 The Respondents state that the Interim Order had stated that compliance must take place within eight (8) hours of service. There was compliance in that the owner and shareholder had taken over the business within that period. Second, before the eight (8) hours expired, the Respondent’s attorney called Applicant’s attorney and the Registrar so as to anticipate the return date of the Rule. When the call was made, the keys were no longer with the First Respondent. Not only did the First Respondent understand the order, she went further to seek the court’s intervention so as to enable the latest developments to be known by the court.
 The doctrine of unclean hands was well captured in Mulligan v Mulligan 1925 WLD where De Waal J stated as follows:-
“Before a person seeks to establish his rights in a court of law, he must approach the Court with clean hands…………..”
 A number of locally decided cases have recognised this doctrine. In Sisane Fakudze and Seven Others v Tikane Investments (Pty) Ltd and Fifteen Others 900/2014 SZHC Maphalala P.J. stated as follows:
“Before a person seeks to establish his rights in a court of law, he must approach the court with clean hands; where he himself through his own conduct makes it impossible for the process of the court (whether criminal or civil) to be given effect so he cannot ask the court to set its machinery in motion to protect his civil rights and interest – where the court to entertain a writ at the instance of the litigant, it would be stultifying its own process, and it would, moreover, be convincing and condoning the conduct if a person who through his flight from justice, set law and order in defiance.”

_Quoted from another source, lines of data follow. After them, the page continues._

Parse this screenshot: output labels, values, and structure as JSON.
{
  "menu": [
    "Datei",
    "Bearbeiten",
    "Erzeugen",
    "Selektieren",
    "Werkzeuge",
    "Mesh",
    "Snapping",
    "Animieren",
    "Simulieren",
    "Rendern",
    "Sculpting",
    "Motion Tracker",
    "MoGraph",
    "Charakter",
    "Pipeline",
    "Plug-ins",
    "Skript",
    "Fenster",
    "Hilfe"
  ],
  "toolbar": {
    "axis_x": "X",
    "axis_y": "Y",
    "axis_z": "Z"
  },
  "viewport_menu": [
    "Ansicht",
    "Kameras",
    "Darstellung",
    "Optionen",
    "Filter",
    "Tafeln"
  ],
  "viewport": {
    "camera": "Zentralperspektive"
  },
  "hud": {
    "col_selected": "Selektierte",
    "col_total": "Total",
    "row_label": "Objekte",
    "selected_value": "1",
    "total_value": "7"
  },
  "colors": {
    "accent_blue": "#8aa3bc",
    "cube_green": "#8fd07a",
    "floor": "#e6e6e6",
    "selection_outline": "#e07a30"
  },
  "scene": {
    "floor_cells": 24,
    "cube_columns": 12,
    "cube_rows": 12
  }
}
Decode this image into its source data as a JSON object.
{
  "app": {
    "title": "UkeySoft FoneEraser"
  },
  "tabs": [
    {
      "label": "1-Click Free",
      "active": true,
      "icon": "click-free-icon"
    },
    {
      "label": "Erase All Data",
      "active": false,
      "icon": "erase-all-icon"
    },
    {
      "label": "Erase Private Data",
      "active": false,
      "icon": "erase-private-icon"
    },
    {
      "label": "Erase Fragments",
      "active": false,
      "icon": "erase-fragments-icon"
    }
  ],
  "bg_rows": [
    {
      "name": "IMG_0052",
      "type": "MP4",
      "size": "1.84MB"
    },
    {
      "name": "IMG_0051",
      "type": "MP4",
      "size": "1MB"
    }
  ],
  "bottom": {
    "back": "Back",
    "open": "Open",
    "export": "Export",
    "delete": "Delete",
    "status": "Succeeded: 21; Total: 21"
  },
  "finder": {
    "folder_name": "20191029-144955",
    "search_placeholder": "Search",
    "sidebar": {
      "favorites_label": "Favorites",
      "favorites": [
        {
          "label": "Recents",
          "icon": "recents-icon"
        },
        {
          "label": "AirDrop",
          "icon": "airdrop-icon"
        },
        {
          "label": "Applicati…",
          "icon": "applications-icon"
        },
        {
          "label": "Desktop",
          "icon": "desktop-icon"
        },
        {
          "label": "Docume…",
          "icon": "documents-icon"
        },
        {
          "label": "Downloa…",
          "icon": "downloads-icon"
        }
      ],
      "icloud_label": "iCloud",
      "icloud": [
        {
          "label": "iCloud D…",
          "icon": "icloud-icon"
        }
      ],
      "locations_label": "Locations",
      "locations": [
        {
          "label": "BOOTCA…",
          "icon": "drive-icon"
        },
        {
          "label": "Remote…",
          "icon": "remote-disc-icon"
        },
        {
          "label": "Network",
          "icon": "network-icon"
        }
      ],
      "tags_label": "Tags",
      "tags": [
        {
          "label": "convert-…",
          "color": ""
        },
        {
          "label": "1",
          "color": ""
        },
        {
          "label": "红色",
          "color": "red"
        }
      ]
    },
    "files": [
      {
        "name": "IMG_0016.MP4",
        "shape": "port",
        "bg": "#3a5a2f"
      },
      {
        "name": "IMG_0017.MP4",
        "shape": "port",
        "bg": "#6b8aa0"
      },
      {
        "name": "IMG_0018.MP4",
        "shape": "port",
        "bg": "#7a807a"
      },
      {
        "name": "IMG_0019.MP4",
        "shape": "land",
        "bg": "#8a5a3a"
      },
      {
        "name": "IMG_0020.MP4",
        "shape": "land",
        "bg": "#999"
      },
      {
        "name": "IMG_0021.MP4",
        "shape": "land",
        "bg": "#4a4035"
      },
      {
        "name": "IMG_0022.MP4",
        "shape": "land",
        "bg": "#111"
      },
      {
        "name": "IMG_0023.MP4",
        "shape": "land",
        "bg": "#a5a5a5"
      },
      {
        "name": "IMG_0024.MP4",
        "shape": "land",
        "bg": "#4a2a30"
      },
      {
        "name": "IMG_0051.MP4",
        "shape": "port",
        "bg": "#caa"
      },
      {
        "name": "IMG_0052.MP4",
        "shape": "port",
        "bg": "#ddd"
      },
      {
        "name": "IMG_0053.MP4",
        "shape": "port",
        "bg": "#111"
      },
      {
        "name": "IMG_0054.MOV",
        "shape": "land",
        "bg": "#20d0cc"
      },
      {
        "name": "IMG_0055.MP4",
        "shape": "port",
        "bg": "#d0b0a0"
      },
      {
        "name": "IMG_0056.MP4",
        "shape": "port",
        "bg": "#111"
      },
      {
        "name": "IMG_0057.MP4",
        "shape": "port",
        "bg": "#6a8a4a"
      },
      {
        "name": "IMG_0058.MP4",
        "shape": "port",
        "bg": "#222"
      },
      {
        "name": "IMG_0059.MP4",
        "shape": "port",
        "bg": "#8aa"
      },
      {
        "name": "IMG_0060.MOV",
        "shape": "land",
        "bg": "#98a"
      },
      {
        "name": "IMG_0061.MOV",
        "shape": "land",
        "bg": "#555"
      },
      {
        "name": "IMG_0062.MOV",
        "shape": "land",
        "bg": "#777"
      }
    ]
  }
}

COURT’S ANALYSIS AND CONCLUSION
 Having listened to the arguments of counsel for the Applicant and Respondents, this court is inclined to agree with the Respondents. The Respondents have rightly pointed out at the time of the service of the Rule, Mr. Alfred Sikhakhane Dlamini had already been discharged from hospital. The Applicant had indicated that they are seeking an order in the “interim” because Mr. Sikhakhane Dlamini had been hospitalised. His being discharged led to a change of circumstances.
 Mr. Sikhakhane Dlamini’s discharge not only changed the circumstances, but he also took charge of the business. The 1st Respondent bears testimony to this fact. Her version is also confirmed by her Attorney who happened to be a witness to this happening. Mr. Sikhakhane Dlamini went further to file a Confirmatory Affidavit stating he is the one who had authorised the 1st Respondent to carry on with His business.
 I must point out that this court had been called upon to determine if the Respondents approached the court with dirty hands following their failure to do what the court had called upon them to do; the way the Respondents responded revealed that the new circumstances made it impossible for the Order to be carried out. The court is failing to see any defiance on the part of the Respondents because of these new circumstances.
 The Application by the Applicants is therefore dismissed. The merits of the matter may now be argued if the parties so wish.
JUDGE OF THE HIGH COURT
Applicant: S. Masuku
Respondents: S. Madzinane